August is almost always my least favorite month of the year. It’s always too hot and nothing gets done. Everyone skips town and work grinds to a halt. This August was not much different, and my summertime sadness has been in full effect.
Here are some things that I’ve read that helped alleviate it.
Charlie Jane Anders, one of the great science fiction voices of our time has a new one written with the clever, brilliant voice of a woman turning 100 and analyzing her dreams. This is so spirited and whimsical that I giggled out loud while reading it, and I bet you will, too.
“How to Spend Your Free Time” by Charles Payseur starts off so sharp that I’d almost call it snarky, before tripping into a deep crevasse of feeling from which there is no easy escape. I’ve been living my life in an absurdist hell lately, unable to credit the reality of this timeline trying to make some jokes at the expense of the most upsetting shit I’ve ever seen. Apparently, Payseur has, too. And it capable of turning it into poetry. I raise my glass to this guy. And to pretty much everything Fireside publishes.
I’m a sucker for good food writing, and Helen Rosner put up a great essay at Guernica this month. It wrestles with the chimera of deep-fried shit and highbrow tastes that lives in each of us, as well as the complicated relationship between food, comfort, and identity. I have to warn you, reading this essay will set loose in you an inescapable craving for chicken tenders. “Why do you think every chef says his favorite food is roast chicken, or oysters, or a steak?” I know why.

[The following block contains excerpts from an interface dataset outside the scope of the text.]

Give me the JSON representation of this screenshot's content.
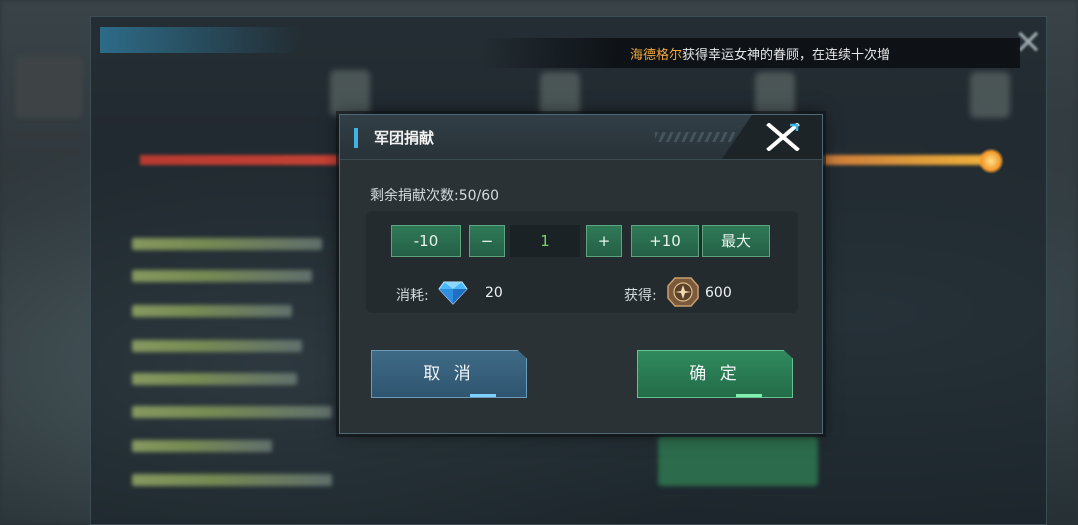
{
  "marquee": {
    "player_name": "海德格尔",
    "message": "获得幸运女神的眷顾，在连续十次增"
  },
  "dialog": {
    "title": "军团捐献",
    "remaining_label": "剩余捐献次数:50/60",
    "buttons": {
      "minus_ten": "-10",
      "minus_one": "−",
      "quantity": "1",
      "plus_one": "+",
      "plus_ten": "+10",
      "max": "最大"
    },
    "cost": {
      "label": "消耗:",
      "value": "20",
      "icon": "diamond-icon"
    },
    "gain": {
      "label": "获得:",
      "value": "600",
      "icon": "medal-icon"
    },
    "cancel_label": "取 消",
    "confirm_label": "确 定"
  },
  "colors": {
    "accent_blue": "#3fb2e6",
    "confirm_green": "#2f8a5d",
    "cancel_blue": "#3e6a86",
    "player_name_orange": "#f0a63a",
    "quantity_green": "#7ad36a"
  }
}
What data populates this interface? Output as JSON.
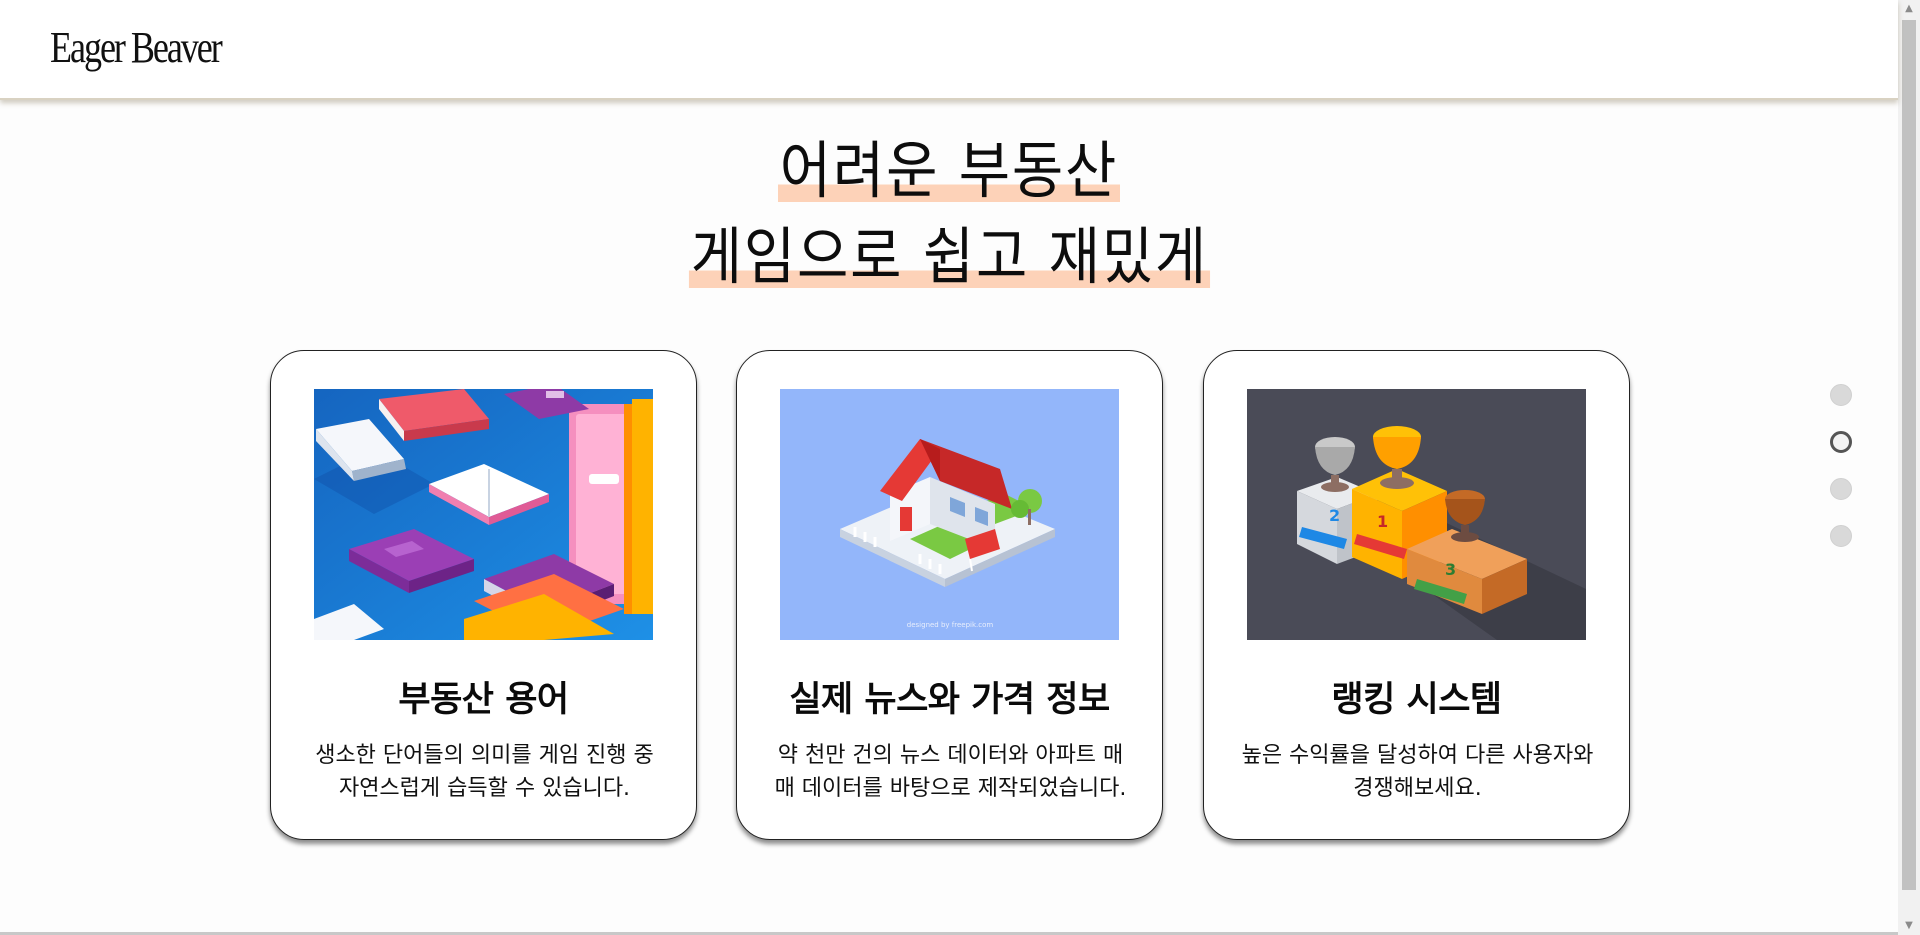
{
  "header": {
    "logo": "Eager Beaver"
  },
  "hero": {
    "line1": "어려운 부동산",
    "line2": "게임으로 쉽고 재밌게"
  },
  "cards": [
    {
      "title": "부동산 용어",
      "desc_line1": "생소한 단어들의 의미를 게임 진행 중",
      "desc_line2": "자연스럽게 습득할 수 있습니다.",
      "image": "books-illustration",
      "bg": "#1e7fd6"
    },
    {
      "title": "실제 뉴스와 가격 정보",
      "desc_line1": "약 천만 건의 뉴스 데이터와 아파트 매",
      "desc_line2": "매 데이터를 바탕으로 제작되었습니다.",
      "image": "house-illustration",
      "bg": "#93b6fa",
      "image_caption": "designed by freepik.com"
    },
    {
      "title": "랭킹 시스템",
      "desc_line1": "높은 수익률을 달성하여 다른 사용자와",
      "desc_line2": "경쟁해보세요.",
      "image": "trophy-podium-illustration",
      "bg": "#4a4b57"
    }
  ],
  "pagination": {
    "count": 4,
    "active_index": 1
  },
  "colors": {
    "highlight": "#fdd2b8",
    "accent_dot": "#555555"
  }
}
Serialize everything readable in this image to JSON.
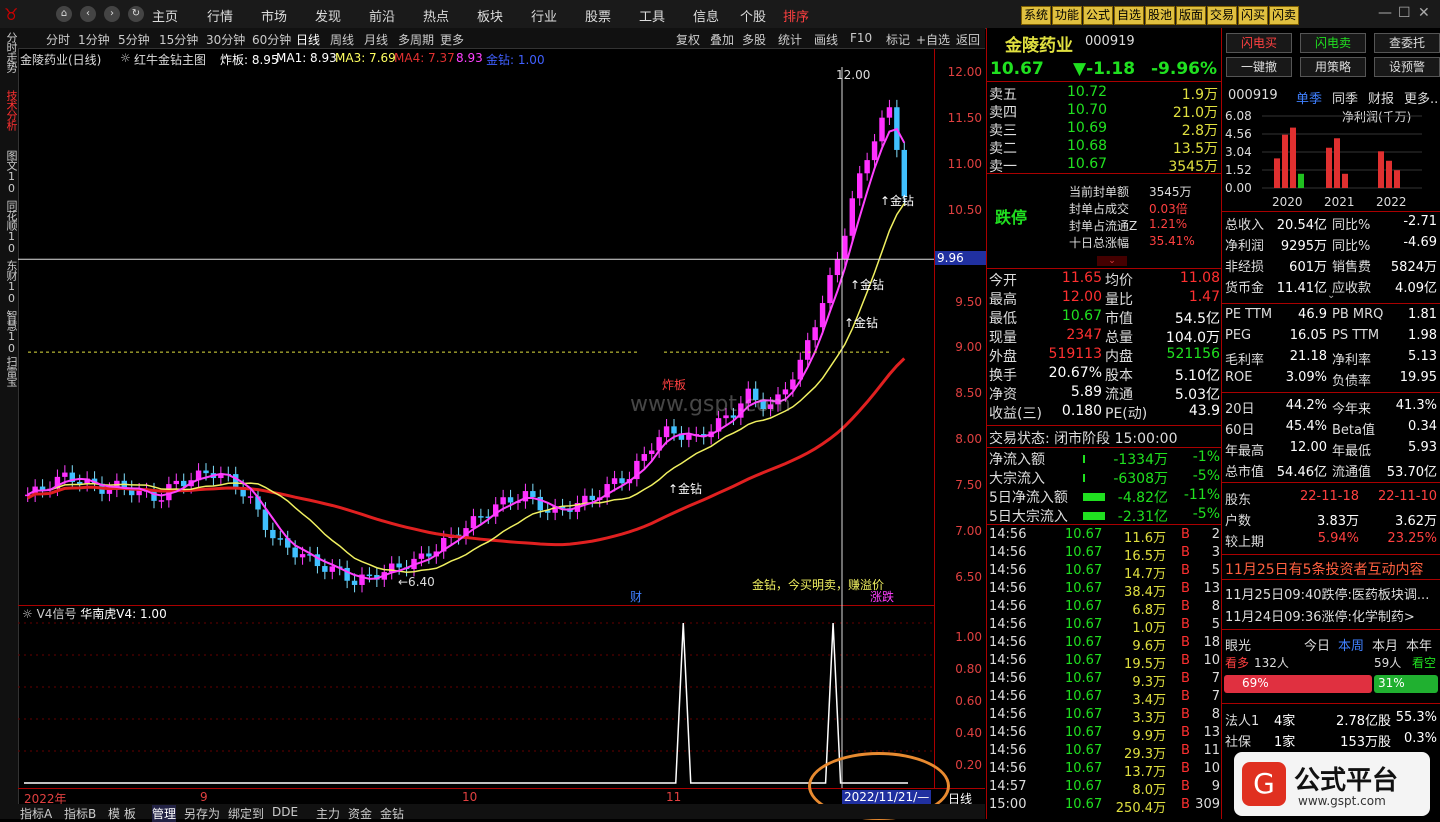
{
  "topnav": {
    "items": [
      "主页",
      "行情",
      "市场",
      "发现",
      "前沿",
      "热点",
      "板块",
      "行业",
      "股票",
      "工具",
      "信息",
      "个股",
      "排序"
    ],
    "active_index": 12,
    "tool_buttons": [
      "系统",
      "功能",
      "公式",
      "自选",
      "股池",
      "版面",
      "交易",
      "闪买",
      "闪卖"
    ]
  },
  "lefttabs": [
    "分时走势",
    "技术分析",
    "图文10",
    "同花顺10",
    "东财10",
    "智慧10",
    "扫雷宝"
  ],
  "periods": [
    "分时",
    "1分钟",
    "5分钟",
    "15分钟",
    "30分钟",
    "60分钟",
    "日线",
    "周线",
    "月线",
    "多周期",
    "更多"
  ],
  "chart_tools": [
    "复权",
    "叠加",
    "多股",
    "统计",
    "画线",
    "F10",
    "标记",
    "+自选",
    "返回"
  ],
  "chart_info": {
    "stock": "金陵药业(日线)",
    "indicator": "红牛金钻主图",
    "zhaban": "炸板: 8.95",
    "ma1": "MA1: 8.93",
    "ma3": "MA3: 7.69",
    "ma4": "MA4: 7.37",
    "v893": "8.93",
    "jinzuan": "金钻: 1.00"
  },
  "chart_labels": {
    "high": "12.00",
    "low": "6.40",
    "cursor_price": "9.96",
    "zhaban_tag": "炸板",
    "jinzuan_tags": [
      "金钻",
      "金钻",
      "金钻",
      "金钻"
    ],
    "legend": "金钻，今买明卖，赚溢价",
    "cai": "财",
    "zhangdie": "涨跌",
    "watermark": "www.gspt.com"
  },
  "sub_chart": {
    "title": "V4信号",
    "name": "华南虎V4: 1.00",
    "ticks": [
      "1.00",
      "0.80",
      "0.60",
      "0.40",
      "0.20"
    ]
  },
  "chart_data": {
    "type": "candlestick",
    "y_ticks": [
      "12.00",
      "11.50",
      "11.00",
      "10.50",
      "10.00",
      "9.50",
      "9.00",
      "8.50",
      "8.00",
      "7.50",
      "7.00",
      "6.50"
    ],
    "ylim": [
      6.2,
      12.05
    ],
    "x_labels": [
      "2022年",
      "9",
      "10",
      "11"
    ],
    "cursor_date": "2022/11/21/—",
    "period_label": "日线",
    "v4_signal": [
      0,
      0,
      0,
      0,
      0,
      0,
      0,
      0,
      0,
      0,
      0,
      0,
      0,
      0,
      0,
      0,
      0,
      0,
      0,
      0,
      0,
      0,
      0,
      0,
      0,
      0,
      0,
      0,
      0,
      0,
      0,
      0,
      0,
      0,
      0,
      0,
      0,
      0,
      0,
      0,
      0,
      0,
      0,
      0,
      0,
      0,
      0,
      0,
      0,
      0,
      0,
      0,
      0,
      0,
      0,
      0,
      0,
      0,
      0,
      0,
      0,
      0,
      0,
      0,
      0,
      0,
      0,
      0,
      0,
      0,
      0,
      0,
      0,
      0,
      0,
      0,
      0,
      0,
      0,
      0,
      0,
      0,
      0,
      0,
      0,
      0,
      0,
      0,
      1,
      0,
      0,
      0,
      0,
      0,
      0,
      0,
      0,
      0,
      0,
      0,
      0,
      0,
      0,
      0,
      0,
      0,
      0,
      0,
      1,
      0,
      0,
      0,
      0,
      0,
      0,
      0,
      0,
      0,
      0
    ]
  },
  "bottom_tabs": [
    "指标A",
    "指标B",
    "模 板",
    "管理",
    "另存为",
    "绑定到",
    "DDE",
    "主力",
    "资金",
    "金钻"
  ],
  "quote": {
    "name": "金陵药业",
    "code": "000919",
    "price": "10.67",
    "change": "▼-1.18",
    "pct": "-9.96%",
    "asks": [
      {
        "label": "卖五",
        "price": "10.72",
        "vol": "1.9万"
      },
      {
        "label": "卖四",
        "price": "10.70",
        "vol": "21.0万"
      },
      {
        "label": "卖三",
        "price": "10.69",
        "vol": "2.8万"
      },
      {
        "label": "卖二",
        "price": "10.68",
        "vol": "13.5万"
      },
      {
        "label": "卖一",
        "price": "10.67",
        "vol": "3545万"
      }
    ],
    "limit_status": "跌停",
    "limit_info": [
      {
        "k": "当前封单额",
        "v": "3545万"
      },
      {
        "k": "封单占成交",
        "v": "0.03倍"
      },
      {
        "k": "封单占流通Z",
        "v": "1.21%"
      },
      {
        "k": "十日总涨幅",
        "v": "35.41%"
      }
    ],
    "stats": [
      {
        "k1": "今开",
        "v1": "11.65",
        "k2": "均价",
        "v2": "11.08"
      },
      {
        "k1": "最高",
        "v1": "12.00",
        "k2": "量比",
        "v2": "1.47"
      },
      {
        "k1": "最低",
        "v1": "10.67",
        "k2": "市值",
        "v2": "54.5亿"
      },
      {
        "k1": "现量",
        "v1": "2347",
        "k2": "总量",
        "v2": "104.0万"
      },
      {
        "k1": "外盘",
        "v1": "519113",
        "k2": "内盘",
        "v2": "521156"
      },
      {
        "k1": "换手",
        "v1": "20.67%",
        "k2": "股本",
        "v2": "5.10亿"
      },
      {
        "k1": "净资",
        "v1": "5.89",
        "k2": "流通",
        "v2": "5.03亿"
      },
      {
        "k1": "收益(三)",
        "v1": "0.180",
        "k2": "PE(动)",
        "v2": "43.9"
      }
    ],
    "trade_status": "交易状态: 闭市阶段 15:00:00",
    "flows": [
      {
        "k": "净流入额",
        "v": "-1334万",
        "p": "-1%"
      },
      {
        "k": "大宗流入",
        "v": "-6308万",
        "p": "-5%"
      },
      {
        "k": "5日净流入额",
        "v": "-4.82亿",
        "p": "-11%"
      },
      {
        "k": "5日大宗流入",
        "v": "-2.31亿",
        "p": "-5%"
      }
    ],
    "ticks": [
      {
        "t": "14:56",
        "p": "10.67",
        "v": "11.6万",
        "n": "2"
      },
      {
        "t": "14:56",
        "p": "10.67",
        "v": "16.5万",
        "n": "3"
      },
      {
        "t": "14:56",
        "p": "10.67",
        "v": "14.7万",
        "n": "5"
      },
      {
        "t": "14:56",
        "p": "10.67",
        "v": "38.4万",
        "n": "13"
      },
      {
        "t": "14:56",
        "p": "10.67",
        "v": "6.8万",
        "n": "8"
      },
      {
        "t": "14:56",
        "p": "10.67",
        "v": "1.0万",
        "n": "5"
      },
      {
        "t": "14:56",
        "p": "10.67",
        "v": "9.6万",
        "n": "18"
      },
      {
        "t": "14:56",
        "p": "10.67",
        "v": "19.5万",
        "n": "10"
      },
      {
        "t": "14:56",
        "p": "10.67",
        "v": "9.3万",
        "n": "7"
      },
      {
        "t": "14:56",
        "p": "10.67",
        "v": "3.4万",
        "n": "7"
      },
      {
        "t": "14:56",
        "p": "10.67",
        "v": "3.3万",
        "n": "8"
      },
      {
        "t": "14:56",
        "p": "10.67",
        "v": "9.9万",
        "n": "13"
      },
      {
        "t": "14:56",
        "p": "10.67",
        "v": "29.3万",
        "n": "11"
      },
      {
        "t": "14:56",
        "p": "10.67",
        "v": "13.7万",
        "n": "10"
      },
      {
        "t": "14:57",
        "p": "10.67",
        "v": "8.0万",
        "n": "9"
      },
      {
        "t": "15:00",
        "p": "10.67",
        "v": "250.4万",
        "n": "309"
      }
    ]
  },
  "far": {
    "buttons": [
      "闪电买",
      "闪电卖",
      "查委托",
      "一键撤",
      "用策略",
      "设预警"
    ],
    "code": "000919",
    "tabs": [
      "单季",
      "同季",
      "财报",
      "更多.."
    ],
    "chart_title": "净利润(千万)",
    "bar_ticks": [
      "6.08",
      "4.56",
      "3.04",
      "1.52",
      "0.00"
    ],
    "bar_years": [
      "2020",
      "2021",
      "2022"
    ],
    "bar_values": [
      2.5,
      4.5,
      5.1,
      1.2,
      3.4,
      4.2,
      1.2,
      3.1,
      2.3,
      1.5
    ],
    "fin": [
      {
        "k1": "总收入",
        "v1": "20.54亿",
        "k2": "同比%",
        "v2": "-2.71"
      },
      {
        "k1": "净利润",
        "v1": "9295万",
        "k2": "同比%",
        "v2": "-4.69"
      },
      {
        "k1": "非经损",
        "v1": "601万",
        "k2": "销售费",
        "v2": "5824万"
      },
      {
        "k1": "货币金",
        "v1": "11.41亿",
        "k2": "应收款",
        "v2": "4.09亿"
      }
    ],
    "ratios": [
      {
        "k1": "PE TTM",
        "v1": "46.9",
        "k2": "PB MRQ",
        "v2": "1.81"
      },
      {
        "k1": "PEG",
        "v1": "16.05",
        "k2": "PS TTM",
        "v2": "1.98"
      },
      {
        "k1": "毛利率",
        "v1": "21.18",
        "k2": "净利率",
        "v2": "5.13"
      },
      {
        "k1": "ROE",
        "v1": "3.09%",
        "k2": "负债率",
        "v2": "19.95"
      }
    ],
    "perf": [
      {
        "k1": "20日",
        "v1": "44.2%",
        "k2": "今年来",
        "v2": "41.3%"
      },
      {
        "k1": "60日",
        "v1": "45.4%",
        "k2": "Beta值",
        "v2": "0.34"
      },
      {
        "k1": "年最高",
        "v1": "12.00",
        "k2": "年最低",
        "v2": "5.93"
      },
      {
        "k1": "总市值",
        "v1": "54.46亿",
        "k2": "流通值",
        "v2": "53.70亿"
      }
    ],
    "holders": [
      {
        "k": "股东",
        "v1": "22-11-18",
        "v2": "22-11-10"
      },
      {
        "k": "户数",
        "v1": "3.83万",
        "v2": "3.62万"
      },
      {
        "k": "较上期",
        "v1": "5.94%",
        "v2": "23.25%"
      }
    ],
    "news_head": "11月25日有5条投资者互动内容",
    "news": [
      "11月25日09:40跌停:医药板块调...",
      "11月24日09:36涨停:化学制药>"
    ],
    "eye": {
      "title": "眼光",
      "tabs": [
        "今日",
        "本周",
        "本月",
        "本年"
      ],
      "bull": "看多",
      "bull_n": "132人",
      "bear_n": "59人",
      "bear": "看空",
      "bull_pct": "69%",
      "bear_pct": "31%"
    },
    "org": [
      {
        "k": "法人1",
        "n": "4家",
        "v": "2.78亿股",
        "p": "55.3%"
      },
      {
        "k": "社保",
        "n": "1家",
        "v": "153万股",
        "p": "0.3%"
      }
    ],
    "badge": "公式平台",
    "badge_url": "www.gspt.com"
  }
}
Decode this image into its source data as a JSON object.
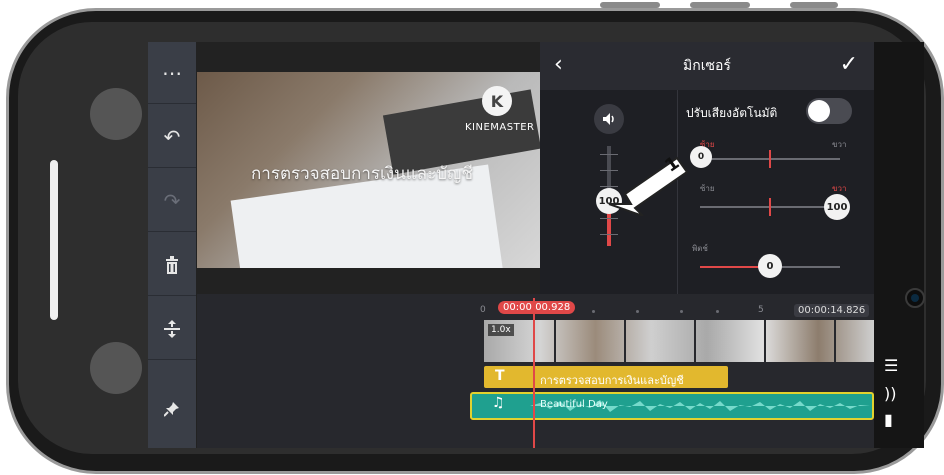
{
  "toolbar": {
    "more_icon": "⋯",
    "undo_icon": "↶",
    "redo_icon": "↷",
    "delete_icon": "🗑",
    "split_icon": "⇅",
    "pin_icon": "📌"
  },
  "preview": {
    "overlay_text": "การตรวจสอบการเงินและบัญชี",
    "watermark_letter": "K",
    "watermark_text": "KINEMASTER"
  },
  "mixer": {
    "title": "มิกเซอร์",
    "back_icon": "‹",
    "confirm_icon": "✓",
    "volume_icon": "🔊",
    "volume_value": "100",
    "auto_volume_label": "ปรับเสียงอัตโนมัติ",
    "auto_volume_enabled": false,
    "pan_left_label": "ซ้าย",
    "pan_right_label": "ขวา",
    "pan_value": "0",
    "balance_left_label": "ซ้าย",
    "balance_right_label": "ขวา",
    "balance_value": "100",
    "pitch_label": "พิตช์",
    "pitch_value": "0"
  },
  "annotation": {
    "step_number": "1"
  },
  "timeline": {
    "current_time": "00:00:00.928",
    "end_time": "00:00:14.826",
    "ruler_start": "0",
    "ruler_mark": "5",
    "video_speed": "1.0x",
    "text_clip_icon": "T",
    "text_clip_label": "การตรวจสอบการเงินและบัญชี",
    "audio_clip_icon": "♫",
    "audio_clip_label": "Beautiful Day"
  },
  "right_panel": {
    "layer_icon": "☰",
    "audio_icon": "))",
    "media_icon": "▮"
  },
  "colors": {
    "accent_red": "#e04848",
    "audio_teal": "#1fa08f",
    "text_yellow": "#e2b82e",
    "panel_dark": "#1e1f24"
  }
}
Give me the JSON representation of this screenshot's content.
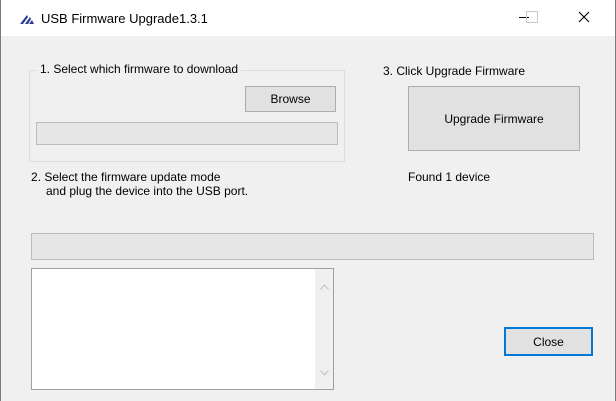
{
  "window": {
    "title": "USB Firmware Upgrade1.3.1",
    "icon": "app-logo-icon",
    "controls": {
      "minimize": "minimize-icon",
      "maximize": "maximize-icon",
      "close": "close-icon"
    }
  },
  "step1": {
    "legend": "1. Select which firmware to download",
    "browse_label": "Browse",
    "file_path_value": ""
  },
  "step2": {
    "line1": "2. Select the firmware update mode",
    "line2": "and plug the device into the USB port."
  },
  "step3": {
    "title": "3. Click Upgrade Firmware",
    "upgrade_label": "Upgrade Firmware",
    "status": "Found 1 device"
  },
  "progress": {
    "value": 0
  },
  "log": {
    "text": ""
  },
  "close_label": "Close"
}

This Strange Horizons story by S.R. Mandel got my attention on a bingo card basis. It was teased with the notion that women authors are never enshrined (correct). It mentioned Murasaki Shikibu in its beginning (I stan forever) and the prose was at once clear and illuminating. The story that follows is, too, though it’ll wring your heart like a laundromat job that keeps a genius from her full potential. It did mine.
In books: I read and loved “Because Internet” by linguist Gretchen McCulloch, for its frank and fascinating explanations of the way the internet has changed our use of language rapidly and irreversibly. I couldn’t put it down, and it made me laugh out loud at FACTS. How do you beat that? If you’ve been curious at all about why sometimes we LOL and sometime we lol and sometimes we *L* you need this book.